* **Records drawn from a dataset**:
────────────────────────────────────────

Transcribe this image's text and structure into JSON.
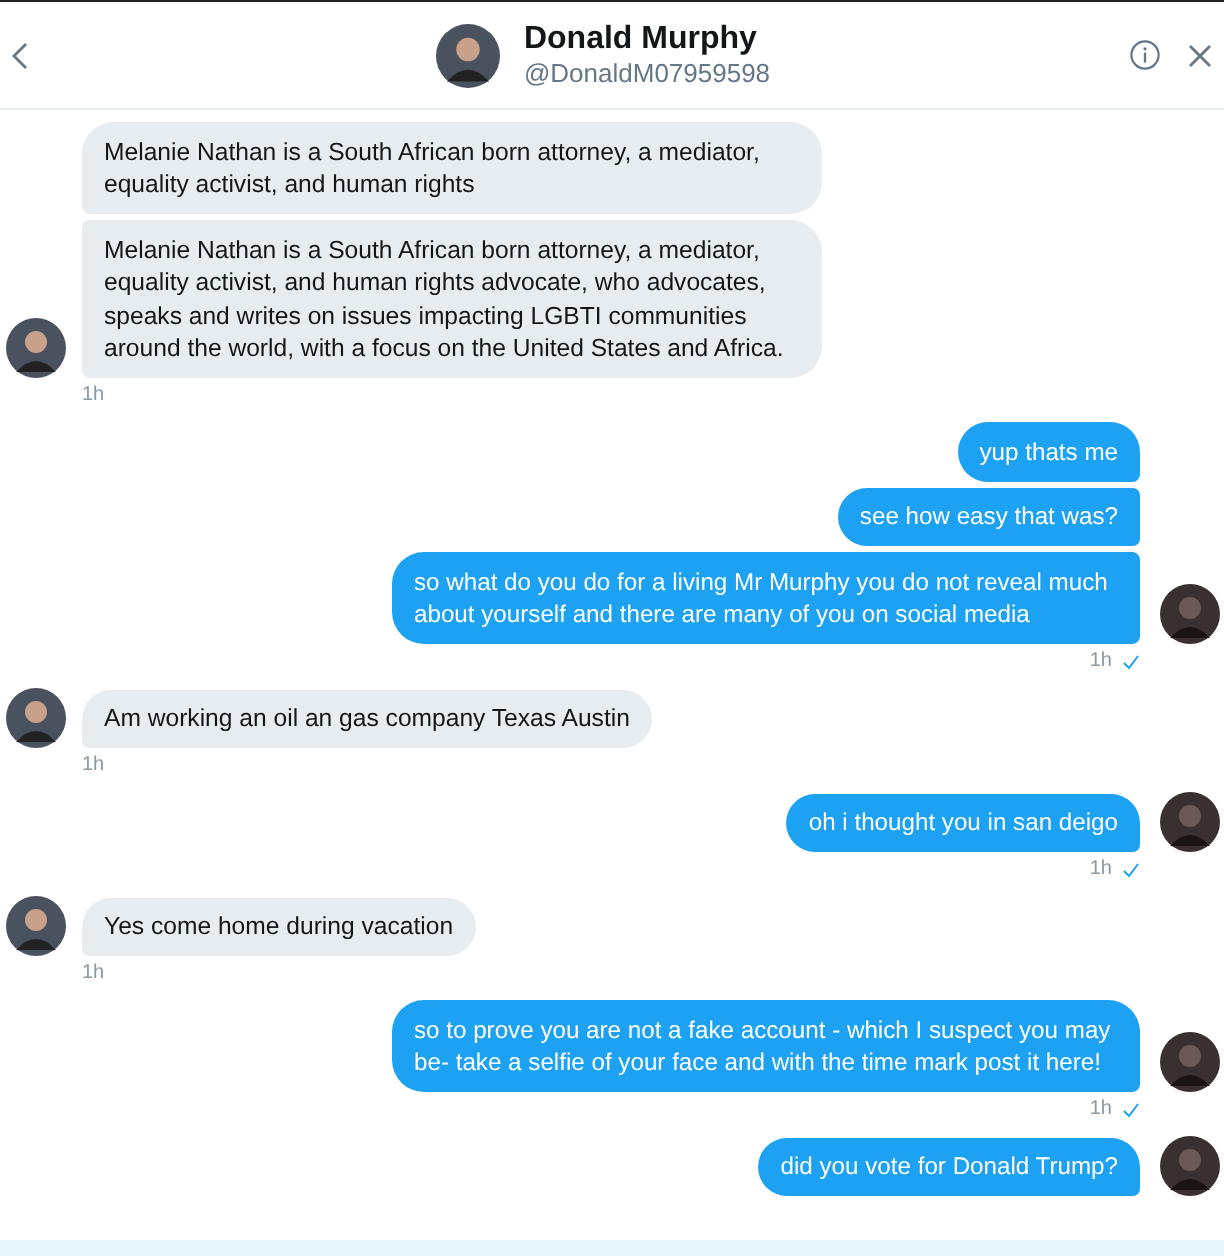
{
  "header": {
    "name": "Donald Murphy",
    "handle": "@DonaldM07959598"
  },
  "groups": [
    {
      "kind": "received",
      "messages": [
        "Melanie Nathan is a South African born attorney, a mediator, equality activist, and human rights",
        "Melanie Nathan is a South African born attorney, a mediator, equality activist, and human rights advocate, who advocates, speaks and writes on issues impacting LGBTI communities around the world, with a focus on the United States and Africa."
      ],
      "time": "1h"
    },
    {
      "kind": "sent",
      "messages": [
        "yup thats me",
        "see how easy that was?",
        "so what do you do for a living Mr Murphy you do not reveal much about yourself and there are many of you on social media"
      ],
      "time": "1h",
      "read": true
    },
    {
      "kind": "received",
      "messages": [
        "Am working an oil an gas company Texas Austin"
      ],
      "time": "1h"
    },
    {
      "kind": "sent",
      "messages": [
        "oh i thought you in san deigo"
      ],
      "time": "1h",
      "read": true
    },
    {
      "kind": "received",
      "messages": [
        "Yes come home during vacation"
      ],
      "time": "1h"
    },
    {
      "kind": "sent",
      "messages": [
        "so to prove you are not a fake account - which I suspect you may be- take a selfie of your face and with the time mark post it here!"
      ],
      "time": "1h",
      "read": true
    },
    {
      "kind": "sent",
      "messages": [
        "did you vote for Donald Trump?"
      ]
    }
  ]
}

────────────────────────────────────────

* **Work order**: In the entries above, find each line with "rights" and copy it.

* **Exercise answer**:
        "Melanie Nathan is a South African born attorney, a mediator, equality activist, and human rights",
        "Melanie Nathan is a South African born attorney, a mediator, equality activist, and human rights advocate, who advocates, speaks and writes on issues impacting LGBTI communities around the world, with a focus on the United States and Africa."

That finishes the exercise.